*** Opening of Available data ***

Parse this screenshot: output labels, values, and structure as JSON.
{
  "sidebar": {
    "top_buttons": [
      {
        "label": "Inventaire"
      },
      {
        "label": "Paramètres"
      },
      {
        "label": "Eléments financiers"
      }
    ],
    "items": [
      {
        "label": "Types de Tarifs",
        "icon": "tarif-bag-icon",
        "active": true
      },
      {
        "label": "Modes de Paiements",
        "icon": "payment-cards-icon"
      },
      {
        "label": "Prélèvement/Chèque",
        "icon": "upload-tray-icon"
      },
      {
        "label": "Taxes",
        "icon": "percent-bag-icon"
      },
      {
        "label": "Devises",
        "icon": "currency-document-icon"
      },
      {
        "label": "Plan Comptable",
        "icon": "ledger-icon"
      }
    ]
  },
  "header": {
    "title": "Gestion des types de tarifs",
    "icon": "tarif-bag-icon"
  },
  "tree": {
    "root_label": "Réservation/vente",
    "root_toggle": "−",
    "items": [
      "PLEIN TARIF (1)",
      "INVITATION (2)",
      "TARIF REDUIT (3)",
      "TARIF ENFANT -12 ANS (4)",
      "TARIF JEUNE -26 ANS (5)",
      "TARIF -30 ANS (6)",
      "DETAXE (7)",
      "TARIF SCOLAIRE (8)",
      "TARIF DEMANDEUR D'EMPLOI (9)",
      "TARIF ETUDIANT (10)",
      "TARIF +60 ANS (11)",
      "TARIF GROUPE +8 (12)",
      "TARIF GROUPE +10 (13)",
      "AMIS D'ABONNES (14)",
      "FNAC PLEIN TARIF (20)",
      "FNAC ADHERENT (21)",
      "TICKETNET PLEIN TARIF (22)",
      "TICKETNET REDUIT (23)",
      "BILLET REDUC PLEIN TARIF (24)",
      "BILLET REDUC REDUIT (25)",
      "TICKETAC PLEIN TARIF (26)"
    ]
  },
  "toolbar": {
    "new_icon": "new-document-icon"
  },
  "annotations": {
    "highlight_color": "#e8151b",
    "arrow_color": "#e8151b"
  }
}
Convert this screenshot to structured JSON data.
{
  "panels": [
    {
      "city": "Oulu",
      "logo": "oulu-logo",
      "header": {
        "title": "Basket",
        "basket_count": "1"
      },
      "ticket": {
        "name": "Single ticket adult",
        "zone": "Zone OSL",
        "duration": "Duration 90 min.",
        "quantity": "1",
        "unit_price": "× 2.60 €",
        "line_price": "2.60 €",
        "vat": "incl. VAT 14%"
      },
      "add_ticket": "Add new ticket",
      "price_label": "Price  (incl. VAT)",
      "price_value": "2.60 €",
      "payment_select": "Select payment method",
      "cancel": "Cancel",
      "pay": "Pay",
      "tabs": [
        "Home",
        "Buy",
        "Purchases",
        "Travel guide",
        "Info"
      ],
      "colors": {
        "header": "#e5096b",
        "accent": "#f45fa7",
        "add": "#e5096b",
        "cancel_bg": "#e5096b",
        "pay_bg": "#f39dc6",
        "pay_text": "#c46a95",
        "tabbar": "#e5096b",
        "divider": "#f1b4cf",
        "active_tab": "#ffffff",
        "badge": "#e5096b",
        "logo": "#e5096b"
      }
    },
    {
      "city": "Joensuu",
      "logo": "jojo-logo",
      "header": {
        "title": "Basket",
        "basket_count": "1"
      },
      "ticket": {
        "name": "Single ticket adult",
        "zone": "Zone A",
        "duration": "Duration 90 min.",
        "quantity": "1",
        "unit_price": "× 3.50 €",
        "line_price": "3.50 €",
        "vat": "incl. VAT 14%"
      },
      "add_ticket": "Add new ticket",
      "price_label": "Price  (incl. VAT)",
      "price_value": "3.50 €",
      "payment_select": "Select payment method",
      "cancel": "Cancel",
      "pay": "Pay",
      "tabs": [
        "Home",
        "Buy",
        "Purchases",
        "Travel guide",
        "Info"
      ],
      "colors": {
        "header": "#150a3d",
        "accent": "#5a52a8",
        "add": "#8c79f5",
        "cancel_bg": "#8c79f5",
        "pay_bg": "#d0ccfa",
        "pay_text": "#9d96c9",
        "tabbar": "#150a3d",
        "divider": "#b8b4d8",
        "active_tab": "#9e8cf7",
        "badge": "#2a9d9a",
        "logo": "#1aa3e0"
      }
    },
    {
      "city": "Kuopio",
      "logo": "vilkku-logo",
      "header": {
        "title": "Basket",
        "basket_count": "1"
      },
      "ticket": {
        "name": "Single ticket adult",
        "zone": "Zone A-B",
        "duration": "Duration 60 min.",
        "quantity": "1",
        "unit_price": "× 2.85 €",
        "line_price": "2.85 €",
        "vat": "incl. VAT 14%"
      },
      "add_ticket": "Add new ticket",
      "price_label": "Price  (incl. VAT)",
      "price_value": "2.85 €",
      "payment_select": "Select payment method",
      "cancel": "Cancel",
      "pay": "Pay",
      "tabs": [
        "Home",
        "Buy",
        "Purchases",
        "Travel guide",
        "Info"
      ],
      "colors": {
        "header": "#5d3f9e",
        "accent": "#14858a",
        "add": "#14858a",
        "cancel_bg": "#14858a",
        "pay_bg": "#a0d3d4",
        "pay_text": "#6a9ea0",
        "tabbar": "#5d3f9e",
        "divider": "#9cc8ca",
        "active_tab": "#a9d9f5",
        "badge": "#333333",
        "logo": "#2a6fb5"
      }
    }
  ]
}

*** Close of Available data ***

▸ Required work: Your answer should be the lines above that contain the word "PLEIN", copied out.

▸ Worked solution:
      "PLEIN TARIF (1)",
      "FNAC PLEIN TARIF (20)",
      "TICKETNET PLEIN TARIF (22)",
      "BILLET REDUC PLEIN TARIF (24)",
      "TICKETAC PLEIN TARIF (26)"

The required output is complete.